This un-planned longer route imposed a greater burden than expected. Joon really showed her mettle, turning down my offer to carry her backpack in the later stages. She really wanted to make it on her own steam. Needless to say, I was extremely proud of her, though at times, it was painful to see how she was struggling. On my part, my left hip acted up (as noted in previous post on preparing for Camino).
Ben: Me thinks – “Wow, it’s great to be able to sit down without a backpack at lunch”.
Left Hip: “Hmm….we have to remind Ben to take care of us”.
Ben: Getting up to go to bathroom after lunch. Ouch….lurching back and forward between the 2 legs. Walking to the bathroom like someone who needs a crutch.
LH: “He better take care of us the next time round”.
Above scenario played out similarly after dinner too! 😦
Here are some pictures of the coastal scenery.
Imagine the winds driving that level of surf/swells!
Notice the smooth texture of rocks, not jagged/rough.
Nice mix of rockery and ocean.
Sylvia from Cologne, Germany took this picture for us. We traded picture taking services!
The beach stretched for km and km. We started from beyond the horizon part of the beach.
After such a gruelling day, we opted for an early night. We applied some muscle relaxing lotion that Joon’s aunt gave us. And we took an ibuprofen.

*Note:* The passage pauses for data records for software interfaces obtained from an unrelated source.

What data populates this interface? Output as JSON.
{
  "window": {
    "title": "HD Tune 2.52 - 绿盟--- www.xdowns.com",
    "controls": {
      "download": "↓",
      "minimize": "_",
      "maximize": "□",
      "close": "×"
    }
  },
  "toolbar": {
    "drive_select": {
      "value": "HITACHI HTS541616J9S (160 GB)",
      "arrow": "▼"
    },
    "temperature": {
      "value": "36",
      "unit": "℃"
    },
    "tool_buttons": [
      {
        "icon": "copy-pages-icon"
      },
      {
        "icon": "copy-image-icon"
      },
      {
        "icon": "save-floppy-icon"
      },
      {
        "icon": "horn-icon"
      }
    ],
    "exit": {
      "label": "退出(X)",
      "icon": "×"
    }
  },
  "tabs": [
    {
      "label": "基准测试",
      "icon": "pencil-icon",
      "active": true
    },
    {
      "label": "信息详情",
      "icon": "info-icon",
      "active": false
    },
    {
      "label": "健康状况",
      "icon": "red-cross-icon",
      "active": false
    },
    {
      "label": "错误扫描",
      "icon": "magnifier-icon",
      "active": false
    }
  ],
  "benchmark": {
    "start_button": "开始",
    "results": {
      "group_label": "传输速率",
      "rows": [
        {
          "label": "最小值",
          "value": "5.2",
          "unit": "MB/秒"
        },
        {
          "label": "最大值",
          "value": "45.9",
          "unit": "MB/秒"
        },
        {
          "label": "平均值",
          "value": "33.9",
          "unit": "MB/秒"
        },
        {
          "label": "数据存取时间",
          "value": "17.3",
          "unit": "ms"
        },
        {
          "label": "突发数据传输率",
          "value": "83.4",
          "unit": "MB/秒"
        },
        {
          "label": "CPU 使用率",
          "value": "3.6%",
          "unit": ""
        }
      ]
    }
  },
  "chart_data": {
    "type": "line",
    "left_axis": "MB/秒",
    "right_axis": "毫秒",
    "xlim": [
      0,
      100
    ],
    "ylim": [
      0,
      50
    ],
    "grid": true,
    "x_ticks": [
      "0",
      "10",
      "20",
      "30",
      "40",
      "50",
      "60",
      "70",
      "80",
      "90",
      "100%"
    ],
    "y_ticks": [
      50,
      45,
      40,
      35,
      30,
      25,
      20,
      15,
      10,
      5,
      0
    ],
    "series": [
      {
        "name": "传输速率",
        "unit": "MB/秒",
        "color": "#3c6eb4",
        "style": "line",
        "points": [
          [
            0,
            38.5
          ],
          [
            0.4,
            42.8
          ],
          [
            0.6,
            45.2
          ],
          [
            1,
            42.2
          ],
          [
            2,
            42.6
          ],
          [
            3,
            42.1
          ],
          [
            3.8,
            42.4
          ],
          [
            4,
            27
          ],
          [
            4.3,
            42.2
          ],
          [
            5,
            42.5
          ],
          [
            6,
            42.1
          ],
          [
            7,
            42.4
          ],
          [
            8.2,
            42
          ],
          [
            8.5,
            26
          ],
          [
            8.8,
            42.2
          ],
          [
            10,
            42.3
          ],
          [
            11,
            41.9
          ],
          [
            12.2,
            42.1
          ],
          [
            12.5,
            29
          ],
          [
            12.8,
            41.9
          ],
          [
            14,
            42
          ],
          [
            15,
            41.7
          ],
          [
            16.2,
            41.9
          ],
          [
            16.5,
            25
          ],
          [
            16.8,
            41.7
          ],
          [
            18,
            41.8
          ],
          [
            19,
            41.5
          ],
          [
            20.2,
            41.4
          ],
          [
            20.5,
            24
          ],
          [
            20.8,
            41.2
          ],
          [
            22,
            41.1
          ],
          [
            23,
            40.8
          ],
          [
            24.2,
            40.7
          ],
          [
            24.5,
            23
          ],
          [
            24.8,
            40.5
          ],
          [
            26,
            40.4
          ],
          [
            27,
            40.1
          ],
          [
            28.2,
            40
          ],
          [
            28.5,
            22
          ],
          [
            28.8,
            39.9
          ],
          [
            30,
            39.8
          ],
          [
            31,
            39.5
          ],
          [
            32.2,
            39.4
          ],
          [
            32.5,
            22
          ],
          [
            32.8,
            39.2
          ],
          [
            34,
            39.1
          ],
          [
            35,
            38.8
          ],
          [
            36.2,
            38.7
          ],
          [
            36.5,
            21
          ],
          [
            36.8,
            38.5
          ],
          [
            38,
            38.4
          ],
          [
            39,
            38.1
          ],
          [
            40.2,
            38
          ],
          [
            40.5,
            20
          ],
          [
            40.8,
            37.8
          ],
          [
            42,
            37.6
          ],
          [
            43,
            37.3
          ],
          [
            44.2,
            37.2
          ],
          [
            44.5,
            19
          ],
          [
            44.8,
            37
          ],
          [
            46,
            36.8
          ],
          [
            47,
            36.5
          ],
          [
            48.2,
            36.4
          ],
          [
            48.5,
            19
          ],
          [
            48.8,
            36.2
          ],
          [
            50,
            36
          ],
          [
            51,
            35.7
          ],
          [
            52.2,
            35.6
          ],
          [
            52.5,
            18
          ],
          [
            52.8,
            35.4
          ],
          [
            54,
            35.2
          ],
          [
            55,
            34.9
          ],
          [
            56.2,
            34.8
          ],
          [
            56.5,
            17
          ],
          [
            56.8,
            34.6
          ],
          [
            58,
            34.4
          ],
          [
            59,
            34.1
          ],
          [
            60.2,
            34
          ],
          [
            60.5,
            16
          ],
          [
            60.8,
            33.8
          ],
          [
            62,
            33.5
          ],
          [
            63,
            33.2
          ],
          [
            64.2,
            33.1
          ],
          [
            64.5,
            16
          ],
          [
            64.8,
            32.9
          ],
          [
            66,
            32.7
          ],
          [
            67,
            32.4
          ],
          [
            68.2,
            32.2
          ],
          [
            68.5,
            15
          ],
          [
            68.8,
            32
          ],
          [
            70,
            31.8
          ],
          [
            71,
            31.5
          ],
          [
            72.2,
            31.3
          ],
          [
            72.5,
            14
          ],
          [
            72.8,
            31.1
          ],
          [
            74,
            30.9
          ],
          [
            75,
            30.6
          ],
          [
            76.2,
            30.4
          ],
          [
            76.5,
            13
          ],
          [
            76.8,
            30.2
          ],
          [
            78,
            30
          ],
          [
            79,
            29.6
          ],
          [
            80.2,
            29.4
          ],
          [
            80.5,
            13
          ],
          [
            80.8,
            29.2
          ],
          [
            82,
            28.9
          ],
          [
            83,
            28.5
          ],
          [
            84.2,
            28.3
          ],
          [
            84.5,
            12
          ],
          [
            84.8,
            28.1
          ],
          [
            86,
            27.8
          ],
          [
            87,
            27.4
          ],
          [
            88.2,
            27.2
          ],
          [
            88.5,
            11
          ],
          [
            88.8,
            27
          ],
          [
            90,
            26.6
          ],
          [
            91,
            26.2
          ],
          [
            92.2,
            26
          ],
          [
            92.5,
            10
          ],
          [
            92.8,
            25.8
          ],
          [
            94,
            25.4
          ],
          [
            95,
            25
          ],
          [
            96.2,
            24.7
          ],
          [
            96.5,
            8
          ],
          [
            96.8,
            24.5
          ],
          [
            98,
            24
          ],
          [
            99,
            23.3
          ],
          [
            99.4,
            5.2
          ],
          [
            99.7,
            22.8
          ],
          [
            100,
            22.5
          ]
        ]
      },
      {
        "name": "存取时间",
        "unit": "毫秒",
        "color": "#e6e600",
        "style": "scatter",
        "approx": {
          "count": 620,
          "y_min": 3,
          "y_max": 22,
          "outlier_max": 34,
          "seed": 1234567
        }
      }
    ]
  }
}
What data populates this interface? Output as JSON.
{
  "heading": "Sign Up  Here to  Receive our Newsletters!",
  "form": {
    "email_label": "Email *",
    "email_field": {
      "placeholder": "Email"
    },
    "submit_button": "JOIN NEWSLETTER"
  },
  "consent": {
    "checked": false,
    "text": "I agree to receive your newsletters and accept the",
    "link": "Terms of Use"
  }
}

Next morning, both of us work up, refreshed and ready to go. The Camino Provides!